I've always been a man of a single sim. I stick to whatever feels more real to me since I never drove a real race car. The only time I have more than one is if I'm making a transition, then the number rises to 2 lol
What makes me try a sim and see if I'll like it is features. Right now 24h cycle, rain, dynamic track rubber/dryline, rejoin and FCY are a must. If one of these is lacking I wont even try.


The James May of Simracing
In the past I mostly focused on AC and accumulated 2000+ hours. Nowadays, with less time overall and more options thanks to more useful hardware, my choice of sim to drive depends on what content I want to drive - If there is a specific piece of content I'll use the sim that does it best imo, else I usually go by what I want to do:

Hotlapping/Cruising - Assetto Corsa
Offline Racing - rFactor 2 & Automobilista
Online Racing - iRacing
Everything GT3 - ACC (when fully released)

What's that?
What's that?
full course yellow. I used to have this in our GT3 leagues when I managed/assisted them some time ago. It's fun but can be a bit annoying when yellows breed yellows. When people have patience tho it's amazing, it can mess up with your strategy so bad, send u to the back of the grid, or to the front.
I just want Assetto Corsa 2 using their own engine.
Only rFactor 2 and Assetto Corsa are installed on my PC.
I don't have alot of sim time these days and have been focused on finally completing AC career.
I love career modes in sims.
For me it's depend on what i want :
RF2 for league racing (and you can only race online in league in RF2 i think or i missed something)
AC and ACC when want some immediate fun online race after work or the week end.
But if RF2 had the same number of online player as AC or ACC, i think i'll be sticking to RF2.
Focusing on one probably helps in being fast.

My thinking has been "since I've invested into triples and wheel setup, I get every possible driving game with decent wheel support" and that I basically have. So I constantly switch. Different sims have different strengths

- AMS: FFB is probably the best. Physics are great too
- AC: Graphics (Shaders patch), street car selection, mod tracks, pretty good FFB too
- Dirt Rally 2.0: Well it's rally. Sound is phenomenal, gravel physics are good
- WRC7: Stages
- RaceRoom: Sound
- Wreckfest: Wrecking
- Forza Horizon 4: Graphics, car porn, virtual sight seeing
- ACC. Sound, graphics. The performance makes me play it less than AC though

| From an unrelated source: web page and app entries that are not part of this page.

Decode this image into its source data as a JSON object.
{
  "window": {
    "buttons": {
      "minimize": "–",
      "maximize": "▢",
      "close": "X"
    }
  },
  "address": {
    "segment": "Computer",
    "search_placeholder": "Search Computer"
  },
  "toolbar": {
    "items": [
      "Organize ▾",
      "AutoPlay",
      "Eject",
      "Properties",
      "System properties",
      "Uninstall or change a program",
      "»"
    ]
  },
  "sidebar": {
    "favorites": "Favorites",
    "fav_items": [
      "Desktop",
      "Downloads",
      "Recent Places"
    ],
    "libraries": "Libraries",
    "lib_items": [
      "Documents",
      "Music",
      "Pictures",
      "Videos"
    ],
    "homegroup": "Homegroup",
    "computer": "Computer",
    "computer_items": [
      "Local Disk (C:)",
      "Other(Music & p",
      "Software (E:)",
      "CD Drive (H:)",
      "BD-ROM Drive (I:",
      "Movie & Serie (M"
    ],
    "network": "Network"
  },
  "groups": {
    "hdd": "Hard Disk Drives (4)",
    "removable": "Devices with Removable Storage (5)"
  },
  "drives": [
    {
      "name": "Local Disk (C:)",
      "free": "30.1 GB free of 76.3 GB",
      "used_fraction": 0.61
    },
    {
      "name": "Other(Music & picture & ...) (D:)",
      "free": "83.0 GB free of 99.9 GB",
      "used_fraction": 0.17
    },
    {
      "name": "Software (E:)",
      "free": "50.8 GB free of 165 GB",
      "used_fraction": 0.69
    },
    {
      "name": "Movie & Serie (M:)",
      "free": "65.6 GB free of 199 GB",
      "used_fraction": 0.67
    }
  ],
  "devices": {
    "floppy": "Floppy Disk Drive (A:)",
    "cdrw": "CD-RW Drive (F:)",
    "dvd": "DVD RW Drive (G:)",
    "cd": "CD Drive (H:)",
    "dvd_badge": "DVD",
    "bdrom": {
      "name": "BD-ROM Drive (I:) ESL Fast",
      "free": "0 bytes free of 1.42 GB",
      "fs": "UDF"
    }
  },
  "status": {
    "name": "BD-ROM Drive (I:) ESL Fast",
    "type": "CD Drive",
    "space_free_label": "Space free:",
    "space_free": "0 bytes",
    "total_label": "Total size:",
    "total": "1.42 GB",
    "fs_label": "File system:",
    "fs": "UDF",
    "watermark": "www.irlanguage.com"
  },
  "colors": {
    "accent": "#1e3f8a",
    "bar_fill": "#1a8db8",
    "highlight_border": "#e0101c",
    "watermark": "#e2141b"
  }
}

Okay not all are sims. But anyway. Mainly it's AC vs AMS. I'm wasting resources anyway, by playing games :p I'm not gonna gain anything from it, even if I was 10% faster. So if I'm a bit slower due to switching constantly... meh. I do what fits my mood, it's only to relax and have some fun
Very hard to do actually, so much to choose from. But somewhat limited by hardware. With a new video card I can now actually enjoy 20 car AI fields, with no lag and just occasional issues with 99%CPU issues, at least with AC. Automobilista on the other hand is very good, I can run huge fields with no problems.
I mostly run older cars, new ones are just too fast, and just have no personality.
I used to like iRacing but with no AI I left it a few years ago. Always loved that little Skippy, and it took some skill to drive it quickly as well. Then again opening up a McLaren M8A is just a thrill even If your the only one on the track, just RAW power.
I long though to hear a good simulated Matra, haven't heard or seen one yet that has that Matra sound.
Too many....I have them all. I started out in F1 with rf1 and just love driving F1 cars but todays F1 cars just take more time to get right than I have.

The bouncing around between sims has for sure had a negative effect on my performance, not my race craft just my ability to get a car setup to compete. I keep them all updated why I dont know...lol. But i do. I have taken these days to GT3 because at least I can work with them with out spending too much time on it. And although I hate the fact that I get penalized in IRacing for some idiot flying across the track and hitting me. I have migrated mostly to Iracing these days.......just because everything just works right with out any issues including VR.
And oh I hate steam. :whistling: